[Dataset rows for apps and sites]
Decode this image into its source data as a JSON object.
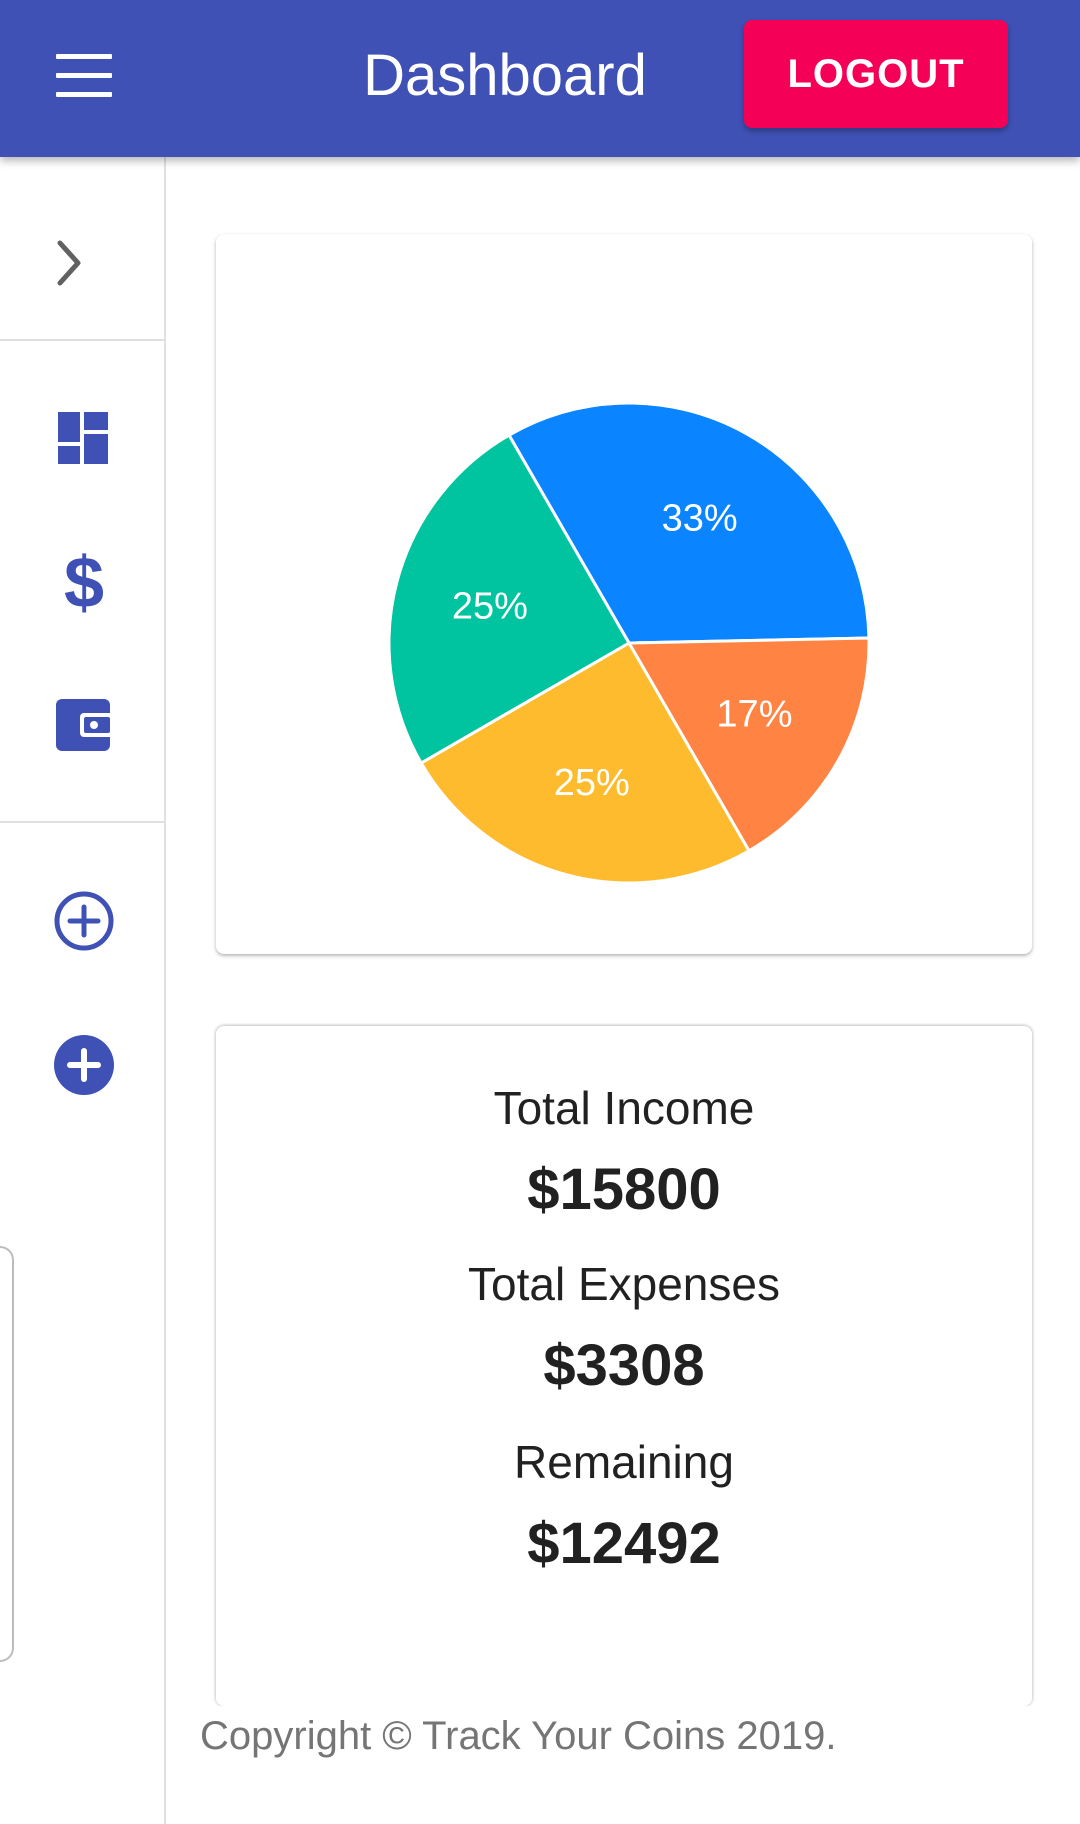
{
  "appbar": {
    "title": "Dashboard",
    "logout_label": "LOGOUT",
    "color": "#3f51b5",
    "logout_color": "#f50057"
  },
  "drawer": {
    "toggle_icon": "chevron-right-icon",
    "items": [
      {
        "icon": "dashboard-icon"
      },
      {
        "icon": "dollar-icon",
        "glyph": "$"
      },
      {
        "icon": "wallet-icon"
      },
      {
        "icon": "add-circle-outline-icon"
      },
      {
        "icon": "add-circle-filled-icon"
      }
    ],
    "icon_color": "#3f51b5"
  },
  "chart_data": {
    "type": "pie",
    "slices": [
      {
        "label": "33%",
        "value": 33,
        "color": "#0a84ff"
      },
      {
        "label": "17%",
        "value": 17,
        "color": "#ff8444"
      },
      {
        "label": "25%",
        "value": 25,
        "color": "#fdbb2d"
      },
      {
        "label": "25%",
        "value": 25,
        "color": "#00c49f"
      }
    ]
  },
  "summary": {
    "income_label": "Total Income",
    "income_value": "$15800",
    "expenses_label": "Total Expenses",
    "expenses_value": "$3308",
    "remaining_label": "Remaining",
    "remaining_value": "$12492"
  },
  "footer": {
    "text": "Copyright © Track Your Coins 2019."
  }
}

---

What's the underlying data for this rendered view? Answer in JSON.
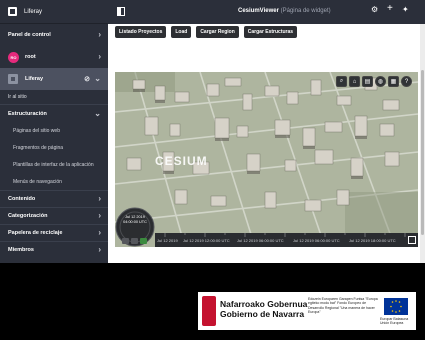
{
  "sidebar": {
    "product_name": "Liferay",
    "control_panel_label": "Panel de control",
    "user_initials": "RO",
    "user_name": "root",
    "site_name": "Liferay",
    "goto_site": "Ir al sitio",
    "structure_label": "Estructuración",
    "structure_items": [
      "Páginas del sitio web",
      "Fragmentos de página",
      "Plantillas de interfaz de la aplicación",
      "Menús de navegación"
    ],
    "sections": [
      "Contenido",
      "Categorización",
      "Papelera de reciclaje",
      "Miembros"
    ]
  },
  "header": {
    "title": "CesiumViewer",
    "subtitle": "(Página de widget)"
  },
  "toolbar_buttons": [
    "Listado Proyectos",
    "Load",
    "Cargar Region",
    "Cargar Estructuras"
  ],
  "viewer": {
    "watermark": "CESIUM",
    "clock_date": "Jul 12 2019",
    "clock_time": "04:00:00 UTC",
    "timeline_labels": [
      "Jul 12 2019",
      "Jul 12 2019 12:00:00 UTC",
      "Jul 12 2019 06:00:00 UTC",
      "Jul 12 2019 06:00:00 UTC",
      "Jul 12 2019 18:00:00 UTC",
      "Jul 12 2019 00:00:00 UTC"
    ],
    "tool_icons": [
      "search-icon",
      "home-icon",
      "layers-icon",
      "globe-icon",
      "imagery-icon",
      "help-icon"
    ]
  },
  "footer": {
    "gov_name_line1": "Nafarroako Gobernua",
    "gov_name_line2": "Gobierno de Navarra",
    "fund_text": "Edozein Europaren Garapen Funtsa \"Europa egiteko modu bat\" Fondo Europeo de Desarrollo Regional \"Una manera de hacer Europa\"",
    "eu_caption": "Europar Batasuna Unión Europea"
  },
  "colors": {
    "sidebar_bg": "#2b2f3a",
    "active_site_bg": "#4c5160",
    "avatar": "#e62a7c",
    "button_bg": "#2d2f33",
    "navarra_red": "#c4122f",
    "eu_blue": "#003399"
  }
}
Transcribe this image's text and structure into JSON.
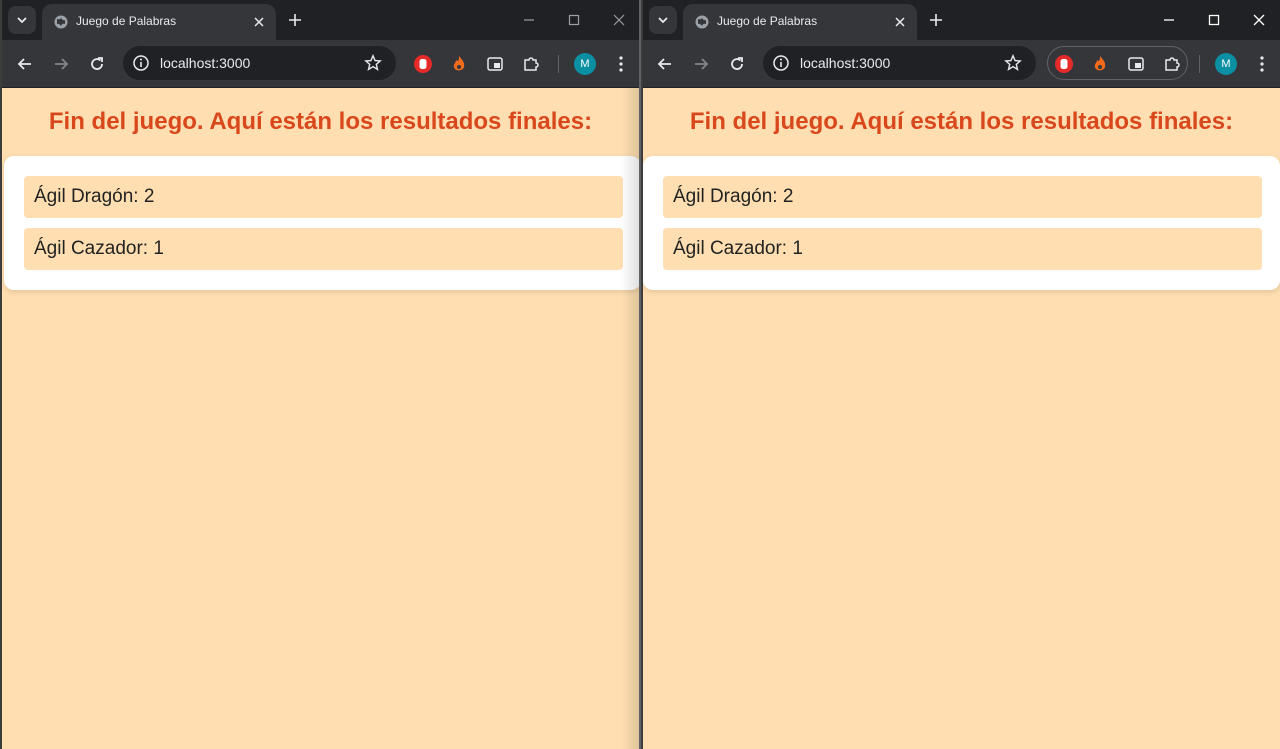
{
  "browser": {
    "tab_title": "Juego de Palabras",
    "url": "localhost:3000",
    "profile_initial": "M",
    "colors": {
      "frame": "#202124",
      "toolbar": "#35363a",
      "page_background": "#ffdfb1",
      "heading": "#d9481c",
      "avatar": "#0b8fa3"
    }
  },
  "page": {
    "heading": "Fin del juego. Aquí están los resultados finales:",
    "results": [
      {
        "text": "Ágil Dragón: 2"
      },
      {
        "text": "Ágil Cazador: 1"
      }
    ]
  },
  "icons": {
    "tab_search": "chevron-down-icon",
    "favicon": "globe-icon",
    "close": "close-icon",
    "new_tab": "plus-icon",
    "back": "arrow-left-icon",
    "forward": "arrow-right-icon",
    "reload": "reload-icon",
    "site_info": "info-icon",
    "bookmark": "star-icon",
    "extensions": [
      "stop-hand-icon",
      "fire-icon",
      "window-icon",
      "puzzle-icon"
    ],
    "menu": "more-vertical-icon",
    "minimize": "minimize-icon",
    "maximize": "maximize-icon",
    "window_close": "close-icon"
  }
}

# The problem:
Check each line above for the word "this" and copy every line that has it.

# Written answer:
Decode this image into its source data as a JSON object.
What's the underlying data for this rendered view? Answer in JSON.
Transcribe this image's text and structure into JSON.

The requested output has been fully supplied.